Opportunity: Machine Learning Workshop

Fundamentals of Machine Learning Workshop at Stanford University

March 31, 2017


Discover the basics behind the application of modern machine learning algorithms. The workshop instructors will discuss a framework for reasoning about when to apply various machine learning techniques, emphasizing questions of over-­fitting/under-­fitting, regularization, interpretability, supervised/unsupervised methods, and handling of missing data.  

For more information, visit the Stanford ICME website: https://icme.stanford.edu/events/fundamentals-machine-learning-workshop

Attendees should have undergraduate-­level knowledge of linear algebra and statistics, and basic programming experience (R/Matlab/Python). Please note that this is not a Stanford for-credit course.

Space is limited, so register today.


 

Thanks to Judy Logan from the Institute for Computational and Mathematical Engineering (ICME) at Stanford University and the Women in Data Science (WiDS) Conference for this post.

Opportunity: Roundtable on data science post-secondary education

Webcast on March 20: Meeting #2 of the Roundtable on Data Science Post-Secondary Education

The National Academies of Sciences, Engineering, and Medicine invite you to attend a one-day webcast on March 20 from 9am-4pm PST on data science post-secondary education. This meeting will bring together data scientists and educators to discuss how to define and strengthen existing data science programs and how to best engage and retain data science students.

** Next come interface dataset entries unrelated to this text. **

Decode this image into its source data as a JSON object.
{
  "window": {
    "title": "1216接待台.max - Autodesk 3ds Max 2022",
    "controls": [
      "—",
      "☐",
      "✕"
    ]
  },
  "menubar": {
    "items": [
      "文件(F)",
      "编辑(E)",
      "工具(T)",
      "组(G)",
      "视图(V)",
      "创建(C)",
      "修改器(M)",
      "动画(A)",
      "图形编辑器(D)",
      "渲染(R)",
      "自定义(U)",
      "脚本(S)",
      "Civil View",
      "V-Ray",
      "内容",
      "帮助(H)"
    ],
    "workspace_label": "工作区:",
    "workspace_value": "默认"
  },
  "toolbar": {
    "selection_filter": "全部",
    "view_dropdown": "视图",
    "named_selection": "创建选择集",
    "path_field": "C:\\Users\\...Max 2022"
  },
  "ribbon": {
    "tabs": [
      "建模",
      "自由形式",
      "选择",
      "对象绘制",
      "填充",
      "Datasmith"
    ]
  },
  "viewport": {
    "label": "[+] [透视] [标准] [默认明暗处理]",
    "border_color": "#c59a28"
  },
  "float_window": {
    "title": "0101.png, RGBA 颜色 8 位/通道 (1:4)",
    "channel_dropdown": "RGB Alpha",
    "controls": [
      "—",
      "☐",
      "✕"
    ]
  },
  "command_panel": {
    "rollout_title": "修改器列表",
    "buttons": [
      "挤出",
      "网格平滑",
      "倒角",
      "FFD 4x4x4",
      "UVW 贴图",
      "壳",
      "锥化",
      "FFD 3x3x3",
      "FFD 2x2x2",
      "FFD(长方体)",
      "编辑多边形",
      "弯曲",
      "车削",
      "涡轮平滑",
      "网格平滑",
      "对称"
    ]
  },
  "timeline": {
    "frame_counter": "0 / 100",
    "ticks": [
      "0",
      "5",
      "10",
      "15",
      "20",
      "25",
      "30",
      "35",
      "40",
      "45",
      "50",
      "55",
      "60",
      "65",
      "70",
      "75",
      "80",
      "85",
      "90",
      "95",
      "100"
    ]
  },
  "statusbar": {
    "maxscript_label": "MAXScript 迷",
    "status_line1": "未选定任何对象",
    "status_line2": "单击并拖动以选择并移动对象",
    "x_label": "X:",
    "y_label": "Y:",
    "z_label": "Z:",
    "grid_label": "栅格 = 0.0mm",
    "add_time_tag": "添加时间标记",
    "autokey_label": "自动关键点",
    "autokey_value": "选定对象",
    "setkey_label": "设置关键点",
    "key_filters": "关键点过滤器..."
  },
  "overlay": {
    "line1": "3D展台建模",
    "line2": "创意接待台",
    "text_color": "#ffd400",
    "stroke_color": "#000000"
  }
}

For more information, visit the event website or download the preliminary program.

During the event, we encourage webcast participants to send questions for the speakers to Ben Wender at bwender@nas.edu, who will read them out if time permits.